=== Record set ===
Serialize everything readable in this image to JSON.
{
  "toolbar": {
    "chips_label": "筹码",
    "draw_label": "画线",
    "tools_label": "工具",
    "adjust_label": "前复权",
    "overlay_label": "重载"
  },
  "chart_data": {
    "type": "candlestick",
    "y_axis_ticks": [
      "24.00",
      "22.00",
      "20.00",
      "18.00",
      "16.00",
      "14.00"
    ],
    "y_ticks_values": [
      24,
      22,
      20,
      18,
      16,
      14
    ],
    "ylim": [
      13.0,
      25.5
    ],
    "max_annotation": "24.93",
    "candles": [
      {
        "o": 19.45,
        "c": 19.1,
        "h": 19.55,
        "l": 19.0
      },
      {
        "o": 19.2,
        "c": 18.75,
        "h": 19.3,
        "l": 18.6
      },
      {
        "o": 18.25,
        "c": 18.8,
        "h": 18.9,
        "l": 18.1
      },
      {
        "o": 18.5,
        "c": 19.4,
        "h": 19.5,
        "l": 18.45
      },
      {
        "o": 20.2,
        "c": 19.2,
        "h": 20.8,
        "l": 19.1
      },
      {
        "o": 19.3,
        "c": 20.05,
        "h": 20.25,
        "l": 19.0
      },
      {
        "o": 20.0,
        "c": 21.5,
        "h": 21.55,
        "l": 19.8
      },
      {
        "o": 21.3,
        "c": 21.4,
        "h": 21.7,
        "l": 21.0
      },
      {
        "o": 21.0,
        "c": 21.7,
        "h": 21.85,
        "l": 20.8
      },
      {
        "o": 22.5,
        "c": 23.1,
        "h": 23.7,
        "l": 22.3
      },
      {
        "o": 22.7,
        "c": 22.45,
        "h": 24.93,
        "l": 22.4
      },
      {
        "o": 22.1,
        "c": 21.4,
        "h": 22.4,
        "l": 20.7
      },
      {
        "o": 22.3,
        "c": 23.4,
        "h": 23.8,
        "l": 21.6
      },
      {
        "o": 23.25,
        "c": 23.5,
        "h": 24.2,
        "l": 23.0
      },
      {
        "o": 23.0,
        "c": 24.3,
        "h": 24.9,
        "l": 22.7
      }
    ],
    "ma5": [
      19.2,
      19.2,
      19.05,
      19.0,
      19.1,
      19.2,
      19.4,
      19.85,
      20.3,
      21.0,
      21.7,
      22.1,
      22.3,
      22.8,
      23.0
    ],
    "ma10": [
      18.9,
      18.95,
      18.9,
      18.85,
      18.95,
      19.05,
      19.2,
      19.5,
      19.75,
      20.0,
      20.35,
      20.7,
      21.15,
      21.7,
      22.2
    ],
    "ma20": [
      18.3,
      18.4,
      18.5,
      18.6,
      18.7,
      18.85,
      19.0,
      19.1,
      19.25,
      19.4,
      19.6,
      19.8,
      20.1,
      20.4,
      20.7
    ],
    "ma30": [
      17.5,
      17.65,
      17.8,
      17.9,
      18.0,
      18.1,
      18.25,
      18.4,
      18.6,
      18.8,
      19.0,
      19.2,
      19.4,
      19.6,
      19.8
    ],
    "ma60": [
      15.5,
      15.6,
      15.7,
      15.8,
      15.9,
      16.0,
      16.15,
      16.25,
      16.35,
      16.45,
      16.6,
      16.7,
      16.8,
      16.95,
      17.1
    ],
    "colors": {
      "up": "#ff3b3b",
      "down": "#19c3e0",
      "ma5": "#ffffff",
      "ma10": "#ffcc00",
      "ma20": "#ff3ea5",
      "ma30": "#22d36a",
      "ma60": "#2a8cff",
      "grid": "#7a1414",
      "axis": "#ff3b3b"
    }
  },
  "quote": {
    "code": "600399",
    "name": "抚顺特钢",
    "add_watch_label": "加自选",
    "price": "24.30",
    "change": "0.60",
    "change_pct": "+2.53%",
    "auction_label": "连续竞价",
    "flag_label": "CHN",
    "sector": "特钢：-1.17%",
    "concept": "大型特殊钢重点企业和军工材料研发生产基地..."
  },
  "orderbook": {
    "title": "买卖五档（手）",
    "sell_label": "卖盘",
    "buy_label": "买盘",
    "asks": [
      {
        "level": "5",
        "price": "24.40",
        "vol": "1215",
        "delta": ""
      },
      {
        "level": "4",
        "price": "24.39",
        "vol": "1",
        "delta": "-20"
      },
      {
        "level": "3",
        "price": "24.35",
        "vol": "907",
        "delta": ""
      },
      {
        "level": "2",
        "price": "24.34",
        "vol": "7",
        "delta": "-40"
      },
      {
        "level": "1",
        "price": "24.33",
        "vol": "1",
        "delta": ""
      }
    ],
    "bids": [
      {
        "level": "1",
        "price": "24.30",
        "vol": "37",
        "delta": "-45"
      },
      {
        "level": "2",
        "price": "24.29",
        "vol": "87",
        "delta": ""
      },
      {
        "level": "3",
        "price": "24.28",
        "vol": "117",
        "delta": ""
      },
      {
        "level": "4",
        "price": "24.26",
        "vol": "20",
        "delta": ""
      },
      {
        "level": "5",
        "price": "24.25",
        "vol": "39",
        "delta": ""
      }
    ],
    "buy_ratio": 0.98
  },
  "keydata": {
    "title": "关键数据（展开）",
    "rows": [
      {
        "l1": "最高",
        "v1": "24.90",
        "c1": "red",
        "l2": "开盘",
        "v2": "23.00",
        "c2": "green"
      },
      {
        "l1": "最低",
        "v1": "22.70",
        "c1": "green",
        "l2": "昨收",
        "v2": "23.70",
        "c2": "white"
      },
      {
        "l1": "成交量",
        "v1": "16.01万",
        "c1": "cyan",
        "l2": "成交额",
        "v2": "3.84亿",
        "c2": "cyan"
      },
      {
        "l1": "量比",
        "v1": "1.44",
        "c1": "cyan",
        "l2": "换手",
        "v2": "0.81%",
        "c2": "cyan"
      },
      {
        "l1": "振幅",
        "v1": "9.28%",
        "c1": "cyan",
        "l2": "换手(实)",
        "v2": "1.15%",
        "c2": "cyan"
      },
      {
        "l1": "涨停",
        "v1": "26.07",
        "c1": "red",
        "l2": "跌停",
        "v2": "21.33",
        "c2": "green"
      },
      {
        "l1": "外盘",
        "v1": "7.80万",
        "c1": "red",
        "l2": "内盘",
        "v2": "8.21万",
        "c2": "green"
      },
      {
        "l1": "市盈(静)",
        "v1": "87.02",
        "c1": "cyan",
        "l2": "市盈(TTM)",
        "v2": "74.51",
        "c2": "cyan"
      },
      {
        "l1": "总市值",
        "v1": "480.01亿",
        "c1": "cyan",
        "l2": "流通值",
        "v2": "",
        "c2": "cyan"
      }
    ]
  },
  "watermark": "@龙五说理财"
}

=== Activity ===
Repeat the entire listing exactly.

=== Answer below ===
Serialize everything readable in this image to JSON.
{
  "toolbar": {
    "chips_label": "筹码",
    "draw_label": "画线",
    "tools_label": "工具",
    "adjust_label": "前复权",
    "overlay_label": "重载"
  },
  "chart_data": {
    "type": "candlestick",
    "y_axis_ticks": [
      "24.00",
      "22.00",
      "20.00",
      "18.00",
      "16.00",
      "14.00"
    ],
    "y_ticks_values": [
      24,
      22,
      20,
      18,
      16,
      14
    ],
    "ylim": [
      13.0,
      25.5
    ],
    "max_annotation": "24.93",
    "candles": [
      {
        "o": 19.45,
        "c": 19.1,
        "h": 19.55,
        "l": 19.0
      },
      {
        "o": 19.2,
        "c": 18.75,
        "h": 19.3,
        "l": 18.6
      },
      {
        "o": 18.25,
        "c": 18.8,
        "h": 18.9,
        "l": 18.1
      },
      {
        "o": 18.5,
        "c": 19.4,
        "h": 19.5,
        "l": 18.45
      },
      {
        "o": 20.2,
        "c": 19.2,
        "h": 20.8,
        "l": 19.1
      },
      {
        "o": 19.3,
        "c": 20.05,
        "h": 20.25,
        "l": 19.0
      },
      {
        "o": 20.0,
        "c": 21.5,
        "h": 21.55,
        "l": 19.8
      },
      {
        "o": 21.3,
        "c": 21.4,
        "h": 21.7,
        "l": 21.0
      },
      {
        "o": 21.0,
        "c": 21.7,
        "h": 21.85,
        "l": 20.8
      },
      {
        "o": 22.5,
        "c": 23.1,
        "h": 23.7,
        "l": 22.3
      },
      {
        "o": 22.7,
        "c": 22.45,
        "h": 24.93,
        "l": 22.4
      },
      {
        "o": 22.1,
        "c": 21.4,
        "h": 22.4,
        "l": 20.7
      },
      {
        "o": 22.3,
        "c": 23.4,
        "h": 23.8,
        "l": 21.6
      },
      {
        "o": 23.25,
        "c": 23.5,
        "h": 24.2,
        "l": 23.0
      },
      {
        "o": 23.0,
        "c": 24.3,
        "h": 24.9,
        "l": 22.7
      }
    ],
    "ma5": [
      19.2,
      19.2,
      19.05,
      19.0,
      19.1,
      19.2,
      19.4,
      19.85,
      20.3,
      21.0,
      21.7,
      22.1,
      22.3,
      22.8,
      23.0
    ],
    "ma10": [
      18.9,
      18.95,
      18.9,
      18.85,
      18.95,
      19.05,
      19.2,
      19.5,
      19.75,
      20.0,
      20.35,
      20.7,
      21.15,
      21.7,
      22.2
    ],
    "ma20": [
      18.3,
      18.4,
      18.5,
      18.6,
      18.7,
      18.85,
      19.0,
      19.1,
      19.25,
      19.4,
      19.6,
      19.8,
      20.1,
      20.4,
      20.7
    ],
    "ma30": [
      17.5,
      17.65,
      17.8,
      17.9,
      18.0,
      18.1,
      18.25,
      18.4,
      18.6,
      18.8,
      19.0,
      19.2,
      19.4,
      19.6,
      19.8
    ],
    "ma60": [
      15.5,
      15.6,
      15.7,
      15.8,
      15.9,
      16.0,
      16.15,
      16.25,
      16.35,
      16.45,
      16.6,
      16.7,
      16.8,
      16.95,
      17.1
    ],
    "colors": {
      "up": "#ff3b3b",
      "down": "#19c3e0",
      "ma5": "#ffffff",
      "ma10": "#ffcc00",
      "ma20": "#ff3ea5",
      "ma30": "#22d36a",
      "ma60": "#2a8cff",
      "grid": "#7a1414",
      "axis": "#ff3b3b"
    }
  },
  "quote": {
    "code": "600399",
    "name": "抚顺特钢",
    "add_watch_label": "加自选",
    "price": "24.30",
    "change": "0.60",
    "change_pct": "+2.53%",
    "auction_label": "连续竞价",
    "flag_label": "CHN",
    "sector": "特钢：-1.17%",
    "concept": "大型特殊钢重点企业和军工材料研发生产基地..."
  },
  "orderbook": {
    "title": "买卖五档（手）",
    "sell_label": "卖盘",
    "buy_label": "买盘",
    "asks": [
      {
        "level": "5",
        "price": "24.40",
        "vol": "1215",
        "delta": ""
      },
      {
        "level": "4",
        "price": "24.39",
        "vol": "1",
        "delta": "-20"
      },
      {
        "level": "3",
        "price": "24.35",
        "vol": "907",
        "delta": ""
      },
      {
        "level": "2",
        "price": "24.34",
        "vol": "7",
        "delta": "-40"
      },
      {
        "level": "1",
        "price": "24.33",
        "vol": "1",
        "delta": ""
      }
    ],
    "bids": [
      {
        "level": "1",
        "price": "24.30",
        "vol": "37",
        "delta": "-45"
      },
      {
        "level": "2",
        "price": "24.29",
        "vol": "87",
        "delta": ""
      },
      {
        "level": "3",
        "price": "24.28",
        "vol": "117",
        "delta": ""
      },
      {
        "level": "4",
        "price": "24.26",
        "vol": "20",
        "delta": ""
      },
      {
        "level": "5",
        "price": "24.25",
        "vol": "39",
        "delta": ""
      }
    ],
    "buy_ratio": 0.98
  },
  "keydata": {
    "title": "关键数据（展开）",
    "rows": [
      {
        "l1": "最高",
        "v1": "24.90",
        "c1": "red",
        "l2": "开盘",
        "v2": "23.00",
        "c2": "green"
      },
      {
        "l1": "最低",
        "v1": "22.70",
        "c1": "green",
        "l2": "昨收",
        "v2": "23.70",
        "c2": "white"
      },
      {
        "l1": "成交量",
        "v1": "16.01万",
        "c1": "cyan",
        "l2": "成交额",
        "v2": "3.84亿",
        "c2": "cyan"
      },
      {
        "l1": "量比",
        "v1": "1.44",
        "c1": "cyan",
        "l2": "换手",
        "v2": "0.81%",
        "c2": "cyan"
      },
      {
        "l1": "振幅",
        "v1": "9.28%",
        "c1": "cyan",
        "l2": "换手(实)",
        "v2": "1.15%",
        "c2": "cyan"
      },
      {
        "l1": "涨停",
        "v1": "26.07",
        "c1": "red",
        "l2": "跌停",
        "v2": "21.33",
        "c2": "green"
      },
      {
        "l1": "外盘",
        "v1": "7.80万",
        "c1": "red",
        "l2": "内盘",
        "v2": "8.21万",
        "c2": "green"
      },
      {
        "l1": "市盈(静)",
        "v1": "87.02",
        "c1": "cyan",
        "l2": "市盈(TTM)",
        "v2": "74.51",
        "c2": "cyan"
      },
      {
        "l1": "总市值",
        "v1": "480.01亿",
        "c1": "cyan",
        "l2": "流通值",
        "v2": "",
        "c2": "cyan"
      }
    ]
  },
  "watermark": "@龙五说理财"
}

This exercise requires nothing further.